(RECORDS SHOWN)

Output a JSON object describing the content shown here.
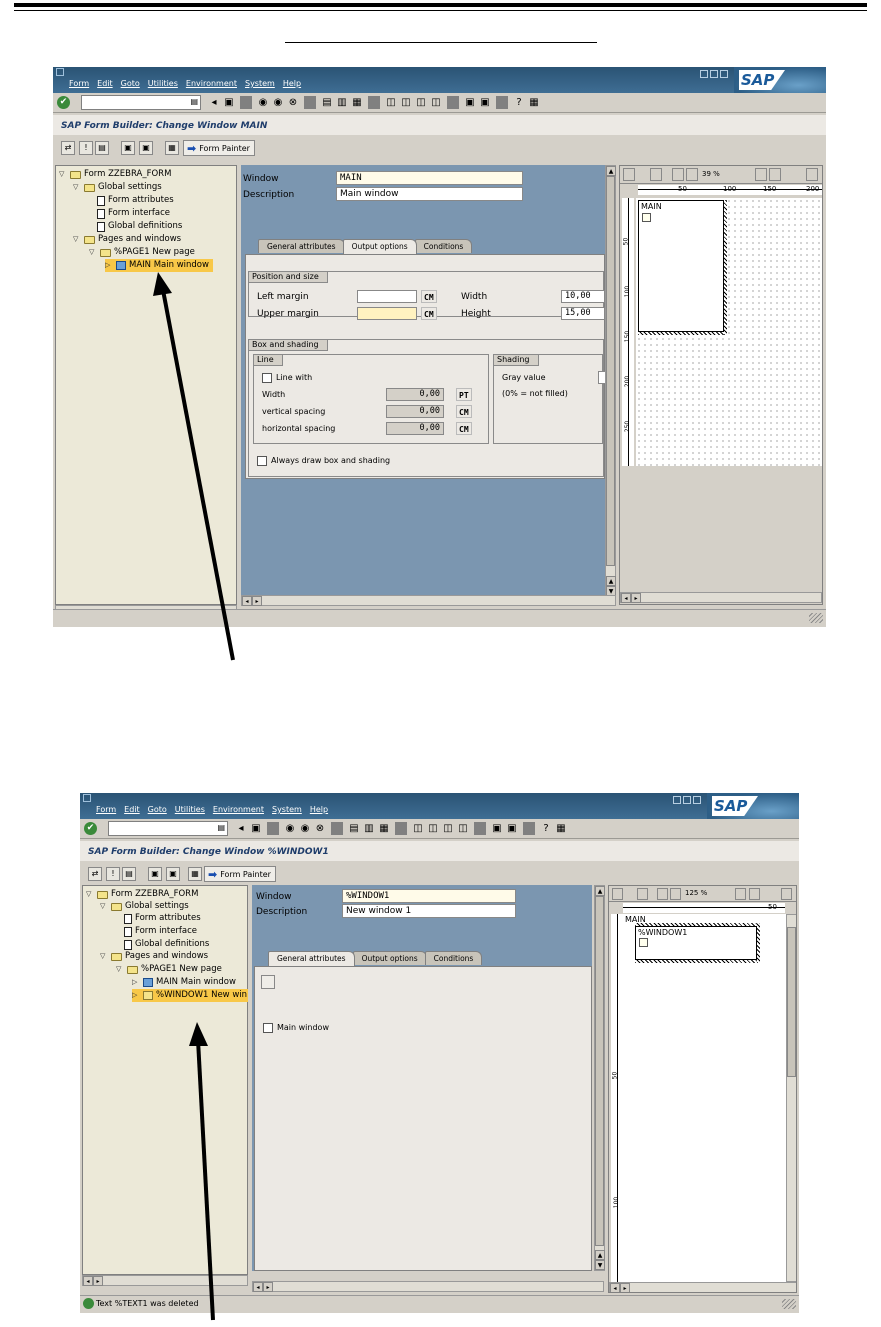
{
  "menu": {
    "items": [
      "Form",
      "Edit",
      "Goto",
      "Utilities",
      "Environment",
      "System",
      "Help"
    ]
  },
  "brand": "SAP",
  "shot1": {
    "title": "SAP Form Builder: Change Window MAIN",
    "form_painter_label": "Form Painter",
    "tree": [
      {
        "label": "Form ZZEBRA_FORM",
        "icon": "folder-icon"
      },
      {
        "label": "Global settings",
        "icon": "folder-icon"
      },
      {
        "label": "Form attributes",
        "icon": "document-icon"
      },
      {
        "label": "Form interface",
        "icon": "document-icon"
      },
      {
        "label": "Global definitions",
        "icon": "document-icon"
      },
      {
        "label": "Pages and windows",
        "icon": "folder-icon"
      },
      {
        "label": "%PAGE1 New page",
        "icon": "folder-icon"
      },
      {
        "label": "MAIN Main window",
        "icon": "window-icon"
      }
    ],
    "window_label": "Window",
    "window_value": "MAIN",
    "description_label": "Description",
    "description_value": "Main window",
    "tabs": [
      "General attributes",
      "Output options",
      "Conditions"
    ],
    "active_tab": "Output options",
    "position_group": "Position and size",
    "left_margin_label": "Left margin",
    "upper_margin_label": "Upper margin",
    "width_label": "Width",
    "height_label": "Height",
    "width_value": "10,00",
    "height_value": "15,00",
    "unit_cm": "CM",
    "unit_pt": "PT",
    "box_group": "Box and shading",
    "line_group": "Line",
    "line_with": "Line with",
    "line_width_label": "Width",
    "line_width_value": "0,00",
    "vspacing_label": "vertical spacing",
    "vspacing_value": "0,00",
    "hspacing_label": "horizontal spacing",
    "hspacing_value": "0,00",
    "shading_group": "Shading",
    "gray_value_label": "Gray value",
    "not_filled": "(0% = not filled)",
    "always_draw": "Always draw box and shading",
    "zoom": "39 %",
    "ruler_ticks": [
      "50",
      "100",
      "150",
      "200"
    ],
    "vruler_ticks": [
      "50",
      "100",
      "150",
      "200",
      "250"
    ],
    "painter_window": "MAIN"
  },
  "shot2": {
    "title": "SAP Form Builder: Change Window %WINDOW1",
    "form_painter_label": "Form Painter",
    "tree": [
      {
        "label": "Form ZZEBRA_FORM",
        "icon": "folder-icon"
      },
      {
        "label": "Global settings",
        "icon": "folder-icon"
      },
      {
        "label": "Form attributes",
        "icon": "document-icon"
      },
      {
        "label": "Form interface",
        "icon": "document-icon"
      },
      {
        "label": "Global definitions",
        "icon": "document-icon"
      },
      {
        "label": "Pages and windows",
        "icon": "folder-icon"
      },
      {
        "label": "%PAGE1 New page",
        "icon": "folder-icon"
      },
      {
        "label": "MAIN Main window",
        "icon": "window-icon"
      },
      {
        "label": "%WINDOW1 New win",
        "icon": "window-icon"
      }
    ],
    "window_label": "Window",
    "window_value": "%WINDOW1",
    "description_label": "Description",
    "description_value": "New window 1",
    "tabs": [
      "General attributes",
      "Output options",
      "Conditions"
    ],
    "active_tab": "General attributes",
    "main_window_label": "Main window",
    "zoom": "125 %",
    "ruler_tick": "50",
    "vruler_ticks": [
      "50",
      "100"
    ],
    "painter_main": "MAIN",
    "painter_window": "%WINDOW1",
    "status_message": "Text %TEXT1 was deleted"
  }
}
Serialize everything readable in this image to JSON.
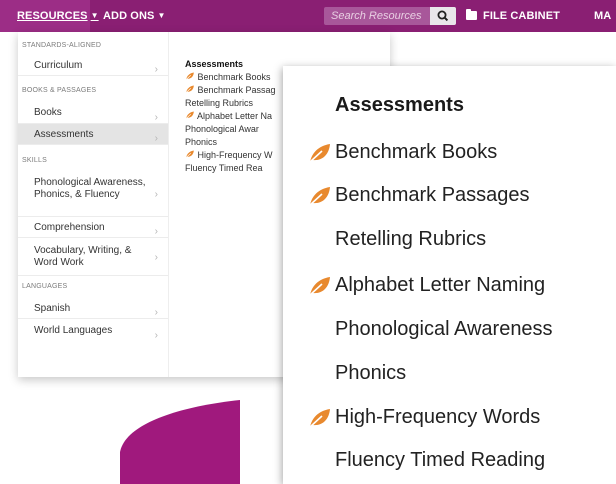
{
  "nav": {
    "resources": "RESOURCES",
    "addons": "ADD ONS",
    "search_placeholder": "Search Resources",
    "file_cabinet": "FILE CABINET",
    "more_cut": "MA"
  },
  "menu": {
    "sections": [
      {
        "heading": "STANDARDS-ALIGNED"
      },
      {
        "heading": "BOOKS & PASSAGES"
      },
      {
        "heading": "SKILLS"
      },
      {
        "heading": "LANGUAGES"
      }
    ],
    "items": [
      {
        "label": "Curriculum"
      },
      {
        "label": "Books"
      },
      {
        "label": "Assessments"
      },
      {
        "label": "Phonological Awareness, Phonics, & Fluency"
      },
      {
        "label": "Comprehension"
      },
      {
        "label": "Vocabulary, Writing, & Word Work"
      },
      {
        "label": "Spanish"
      },
      {
        "label": "World Languages"
      }
    ],
    "right_heading": "Assessments",
    "right_links": [
      {
        "label": "Benchmark Books",
        "icon": "leaf-icon"
      },
      {
        "label": "Benchmark Passag",
        "icon": "leaf-icon"
      },
      {
        "label": "Retelling Rubrics",
        "icon": null
      },
      {
        "label": "Alphabet Letter Na",
        "icon": "leaf-icon"
      },
      {
        "label": "Phonological Awar",
        "icon": null
      },
      {
        "label": "Phonics",
        "icon": null
      },
      {
        "label": "High-Frequency W",
        "icon": "leaf-icon"
      },
      {
        "label": "Fluency Timed Rea",
        "icon": null
      }
    ]
  },
  "zoom": {
    "heading": "Assessments",
    "items": [
      {
        "label": "Benchmark Books",
        "icon": "leaf-icon"
      },
      {
        "label": "Benchmark Passages",
        "icon": "leaf-icon"
      },
      {
        "label": "Retelling Rubrics",
        "icon": null
      },
      {
        "label": "Alphabet Letter Naming",
        "icon": "leaf-icon"
      },
      {
        "label": "Phonological Awareness",
        "icon": null
      },
      {
        "label": "Phonics",
        "icon": null
      },
      {
        "label": "High-Frequency Words",
        "icon": "leaf-icon"
      },
      {
        "label": "Fluency Timed Reading",
        "icon": null
      }
    ]
  },
  "colors": {
    "nav_bg": "#8a1f73",
    "leaf": "#e8892e",
    "arrow": "#a0197d"
  }
}
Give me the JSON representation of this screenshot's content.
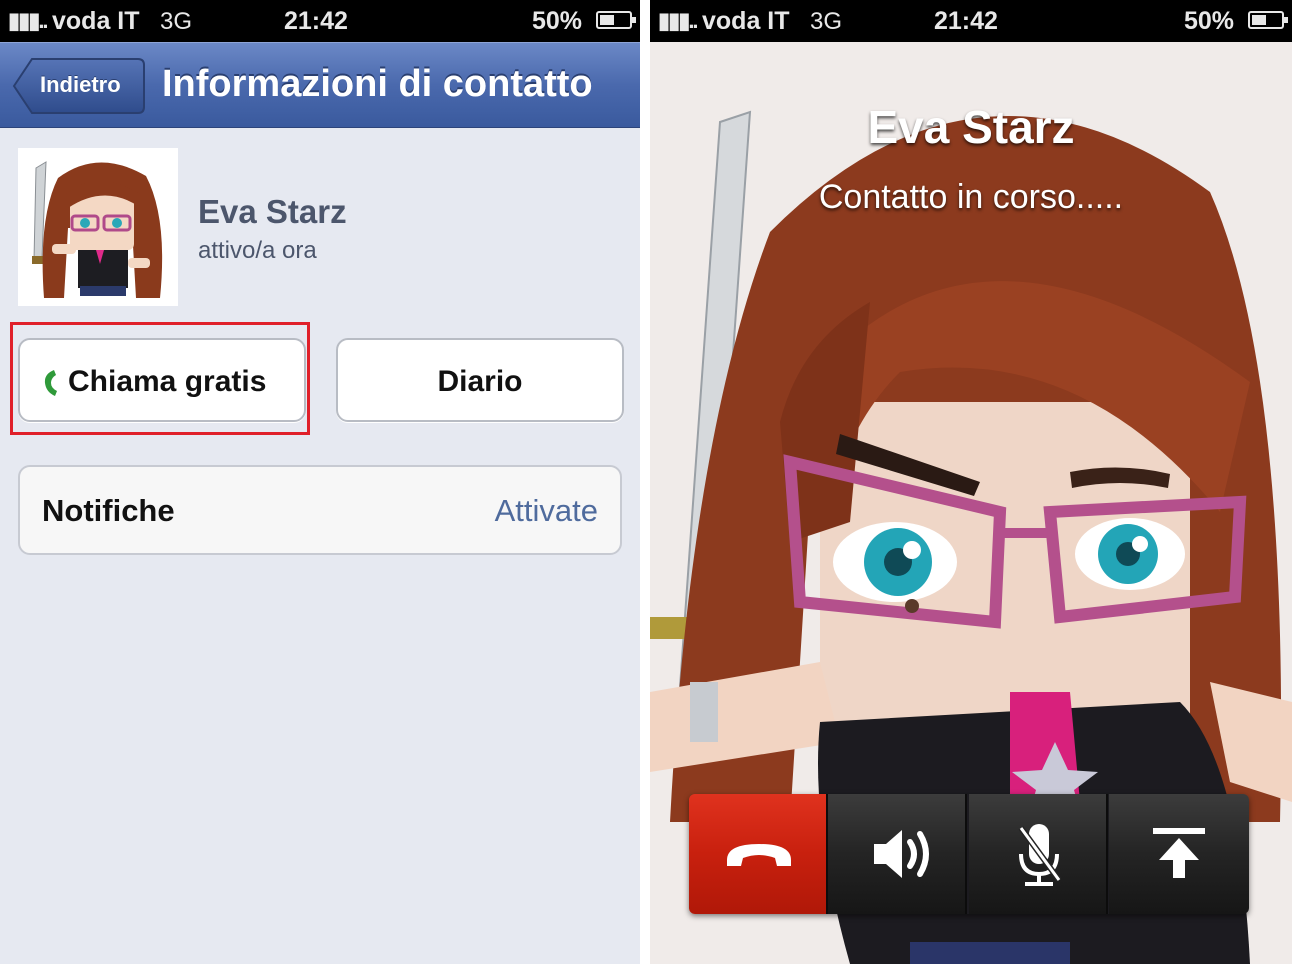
{
  "left_screen": {
    "status_bar": {
      "signal": "▮▮▮..",
      "carrier": "voda IT",
      "network": "3G",
      "time": "21:42",
      "battery": "50%"
    },
    "nav": {
      "back_label": "Indietro",
      "title": "Informazioni di contatto"
    },
    "contact": {
      "name": "Eva Starz",
      "status": "attivo/a ora"
    },
    "actions": {
      "call_label": "Chiama gratis",
      "diary_label": "Diario"
    },
    "notifications": {
      "label": "Notifiche",
      "value": "Attivate"
    },
    "colors": {
      "nav_blue": "#4a69ad",
      "highlight_red": "#e0202a",
      "link_blue": "#4f6b9d",
      "background": "#e6e9f1"
    }
  },
  "right_screen": {
    "status_bar": {
      "signal": "▮▮▮..",
      "carrier": "voda IT",
      "network": "3G",
      "time": "21:42",
      "battery": "50%"
    },
    "call": {
      "name": "Eva Starz",
      "status": "Contatto in corso....."
    },
    "controls": [
      "end-call-icon",
      "speaker-icon",
      "mute-microphone-icon",
      "share-upload-icon"
    ],
    "colors": {
      "end_call_red": "#c8200e",
      "control_dark": "#242424"
    }
  }
}
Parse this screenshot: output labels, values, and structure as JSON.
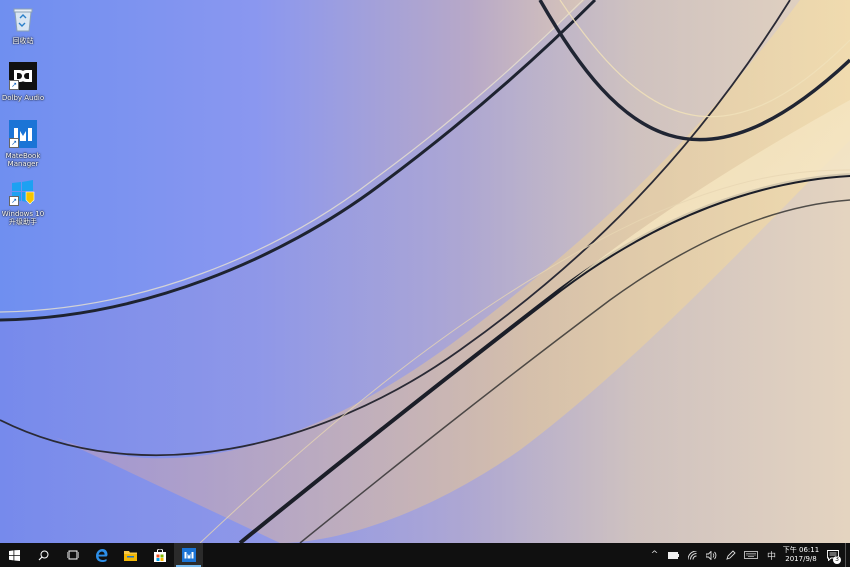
{
  "desktop": {
    "icons": [
      {
        "label": "回收站",
        "icon": "recycle-bin-icon"
      },
      {
        "label": "Dolby Audio",
        "icon": "dolby-audio-icon"
      },
      {
        "label": "MateBook Manager",
        "icon": "matebook-manager-icon"
      },
      {
        "label": "Windows 10 升级助手",
        "icon": "windows-upgrade-icon"
      }
    ]
  },
  "taskbar": {
    "buttons": [
      {
        "icon": "start-icon"
      },
      {
        "icon": "search-icon"
      },
      {
        "icon": "task-view-icon"
      },
      {
        "icon": "edge-icon"
      },
      {
        "icon": "file-explorer-icon"
      },
      {
        "icon": "store-icon"
      },
      {
        "icon": "matebook-manager-icon",
        "active": true
      }
    ],
    "tray": {
      "chevron": "^",
      "ime": "中",
      "clock": {
        "time": "下午 06:11",
        "date": "2017/9/8"
      },
      "notifications": "3"
    }
  },
  "colors": {
    "taskbar": "#101010",
    "accent": "#0078d7",
    "active_underline": "#76b9ed"
  }
}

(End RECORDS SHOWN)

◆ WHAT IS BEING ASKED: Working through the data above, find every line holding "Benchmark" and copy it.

◆ WRITTEN SOLUTION:
        "label": "Benchmark Books",
        "label": "Benchmark Passag",
        "label": "Benchmark Books",
        "label": "Benchmark Passages",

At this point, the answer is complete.